The TriggerPoint Massage Ball has been a revelation to me: in the past, I've used a tennis ball as a practically free alternative. I thought the massage ball would feel the same. It did not; it was much more effective. It felt as though I had never released the piriformis before, and I had to make sure to breathe deliberately through the manipulations. I felt immediate relief in my glute and sciatic nerve.
The goal with chronic sciatica is to keep the nerve pain from traveling down the leg: the closer you can keep it to the top of the leg and glute, the better. Since I've been using the massage ball, there are times I don't even notice sciatic discomfort. It's really convenient, too. It doesn't take more than a couple of minutes to roll out the tender spots, so there are times I'll use it more than once each day on the piriformis area. The more time I've spent using it, the fewer tight spots I have in my glutes and hips: after weeks of using it, sometimes it's harder to find tight spots to work on!
What else works physically: I've been working on strengthening my core muscles: lots of planks, lunges, and bridges. I stretch by doing several sets of hamstring glides and press ups. What also works is what I avoid: stretches and strength exercises that involve bending or folding at the waist can put an unnecessary strain on my lower back. At this point, I'm able to engage in the occasional yoga or Pilates class but if something doesn't feel right or I notice additional pain after, I stop doing it. One of my favorite strength exercises is a bent over dumbell row, but it's also at the top of my Exercises to Avoid list: one set, and I'll pay for it for several days.
If I feel like I'm overdoing it, I'll replace a run with a session of pool running. In fact, I try to do this on a regular basis because I think it's a great workout—even if it's much less fun than a run outside.
Limiting the time I spend sitting also helps, and I figure this is a good choice for overall health. I used to park myself at the dining room table or on the sofa while I used my portable computer: now, I’m more likely to be found in my “office” at the end of the kitchen counter.

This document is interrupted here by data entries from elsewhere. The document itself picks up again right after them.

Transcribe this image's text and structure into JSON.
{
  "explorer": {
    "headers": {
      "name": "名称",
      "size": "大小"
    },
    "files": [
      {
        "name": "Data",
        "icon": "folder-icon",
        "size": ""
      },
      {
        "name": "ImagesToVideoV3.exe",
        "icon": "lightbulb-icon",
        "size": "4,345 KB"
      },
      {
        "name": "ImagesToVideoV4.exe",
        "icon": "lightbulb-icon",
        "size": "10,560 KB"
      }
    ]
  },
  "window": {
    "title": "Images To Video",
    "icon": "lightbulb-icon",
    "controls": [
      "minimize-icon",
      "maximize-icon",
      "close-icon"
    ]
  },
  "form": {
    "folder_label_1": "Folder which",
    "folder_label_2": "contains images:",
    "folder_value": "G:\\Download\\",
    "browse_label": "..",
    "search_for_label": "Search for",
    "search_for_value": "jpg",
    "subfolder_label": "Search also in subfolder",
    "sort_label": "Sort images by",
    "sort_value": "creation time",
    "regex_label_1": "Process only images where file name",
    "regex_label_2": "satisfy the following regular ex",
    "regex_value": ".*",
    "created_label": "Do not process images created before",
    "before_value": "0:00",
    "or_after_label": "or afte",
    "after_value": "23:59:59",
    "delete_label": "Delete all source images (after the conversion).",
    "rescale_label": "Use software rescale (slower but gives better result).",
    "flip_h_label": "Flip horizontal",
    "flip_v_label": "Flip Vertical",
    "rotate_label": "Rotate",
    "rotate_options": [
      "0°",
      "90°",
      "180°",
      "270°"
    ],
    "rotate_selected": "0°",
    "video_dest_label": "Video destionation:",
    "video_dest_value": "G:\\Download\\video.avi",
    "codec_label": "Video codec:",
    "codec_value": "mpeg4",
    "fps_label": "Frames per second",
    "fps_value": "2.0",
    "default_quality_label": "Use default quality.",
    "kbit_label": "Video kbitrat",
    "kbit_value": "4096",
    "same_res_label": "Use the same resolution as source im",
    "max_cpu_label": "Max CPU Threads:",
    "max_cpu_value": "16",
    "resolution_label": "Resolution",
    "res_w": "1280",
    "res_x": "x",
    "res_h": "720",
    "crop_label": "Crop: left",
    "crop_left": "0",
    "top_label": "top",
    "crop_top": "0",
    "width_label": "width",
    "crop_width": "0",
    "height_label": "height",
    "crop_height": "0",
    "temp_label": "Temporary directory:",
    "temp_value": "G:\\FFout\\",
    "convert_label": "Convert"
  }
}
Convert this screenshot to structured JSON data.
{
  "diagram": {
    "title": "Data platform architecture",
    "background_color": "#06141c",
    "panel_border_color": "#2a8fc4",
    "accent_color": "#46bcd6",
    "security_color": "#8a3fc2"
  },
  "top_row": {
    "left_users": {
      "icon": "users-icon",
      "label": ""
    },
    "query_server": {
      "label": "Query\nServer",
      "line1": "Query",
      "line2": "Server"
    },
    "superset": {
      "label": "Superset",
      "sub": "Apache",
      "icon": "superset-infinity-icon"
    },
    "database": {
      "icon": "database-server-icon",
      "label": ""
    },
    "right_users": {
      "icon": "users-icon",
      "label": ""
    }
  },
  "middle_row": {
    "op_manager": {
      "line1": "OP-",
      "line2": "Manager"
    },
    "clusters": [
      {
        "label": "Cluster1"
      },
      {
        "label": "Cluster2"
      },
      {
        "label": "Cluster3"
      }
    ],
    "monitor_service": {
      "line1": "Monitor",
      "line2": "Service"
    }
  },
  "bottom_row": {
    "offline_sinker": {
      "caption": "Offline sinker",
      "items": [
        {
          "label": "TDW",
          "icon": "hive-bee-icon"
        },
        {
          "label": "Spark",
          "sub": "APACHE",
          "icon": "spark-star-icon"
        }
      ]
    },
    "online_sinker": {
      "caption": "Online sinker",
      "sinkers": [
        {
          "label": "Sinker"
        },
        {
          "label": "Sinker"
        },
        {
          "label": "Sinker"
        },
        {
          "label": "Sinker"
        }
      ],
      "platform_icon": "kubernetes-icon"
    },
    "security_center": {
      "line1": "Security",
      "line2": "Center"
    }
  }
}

How I'll avoid sciatica in the future: Well, it's not like disc degeneration is going to go away. Although I can't claim that I never slack on keeping up with stretching, strengthening and rolling, I'm pretty good about listening to my body and staying consistent in the big picture. I'm happy to say that I've been able to manage my sciatic and back discomfort so that it hasn't interfered with my running or worsened over time. Adding the TriggerPoint Ultimate 6 to my arsenal of tricks has lessened my discomfort, and I'm certain it's improved my hip mobility.

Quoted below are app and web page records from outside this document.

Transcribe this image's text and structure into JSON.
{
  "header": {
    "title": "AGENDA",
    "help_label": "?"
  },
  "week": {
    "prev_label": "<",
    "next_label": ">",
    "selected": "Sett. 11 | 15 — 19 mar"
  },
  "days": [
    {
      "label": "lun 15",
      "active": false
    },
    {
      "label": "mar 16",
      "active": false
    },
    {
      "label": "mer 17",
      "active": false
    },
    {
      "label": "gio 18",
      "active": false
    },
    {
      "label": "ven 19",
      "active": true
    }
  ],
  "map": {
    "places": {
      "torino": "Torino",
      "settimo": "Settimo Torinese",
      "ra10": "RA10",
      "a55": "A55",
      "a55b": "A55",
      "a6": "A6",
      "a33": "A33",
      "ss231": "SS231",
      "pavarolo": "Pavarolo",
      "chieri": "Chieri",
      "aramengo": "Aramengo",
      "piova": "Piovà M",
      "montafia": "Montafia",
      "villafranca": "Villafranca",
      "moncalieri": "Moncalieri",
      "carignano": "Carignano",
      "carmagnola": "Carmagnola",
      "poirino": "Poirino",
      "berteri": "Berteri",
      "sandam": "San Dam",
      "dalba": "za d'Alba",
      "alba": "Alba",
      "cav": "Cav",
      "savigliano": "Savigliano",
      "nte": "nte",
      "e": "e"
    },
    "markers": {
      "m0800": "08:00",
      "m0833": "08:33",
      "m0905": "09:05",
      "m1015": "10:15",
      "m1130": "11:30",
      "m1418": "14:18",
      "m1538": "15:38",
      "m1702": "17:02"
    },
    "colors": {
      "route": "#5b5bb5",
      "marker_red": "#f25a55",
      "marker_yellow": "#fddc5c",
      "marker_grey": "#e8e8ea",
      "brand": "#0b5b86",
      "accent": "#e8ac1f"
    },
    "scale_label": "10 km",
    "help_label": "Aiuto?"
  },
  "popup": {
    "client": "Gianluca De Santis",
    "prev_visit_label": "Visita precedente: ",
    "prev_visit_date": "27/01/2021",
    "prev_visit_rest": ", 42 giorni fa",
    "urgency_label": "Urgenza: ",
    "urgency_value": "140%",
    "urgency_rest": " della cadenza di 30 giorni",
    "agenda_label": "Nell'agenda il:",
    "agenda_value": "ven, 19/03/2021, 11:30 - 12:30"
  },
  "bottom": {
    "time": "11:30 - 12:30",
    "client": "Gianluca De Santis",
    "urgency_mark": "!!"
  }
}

Have you had—or have—sciatica? What kinds of things bring you relief?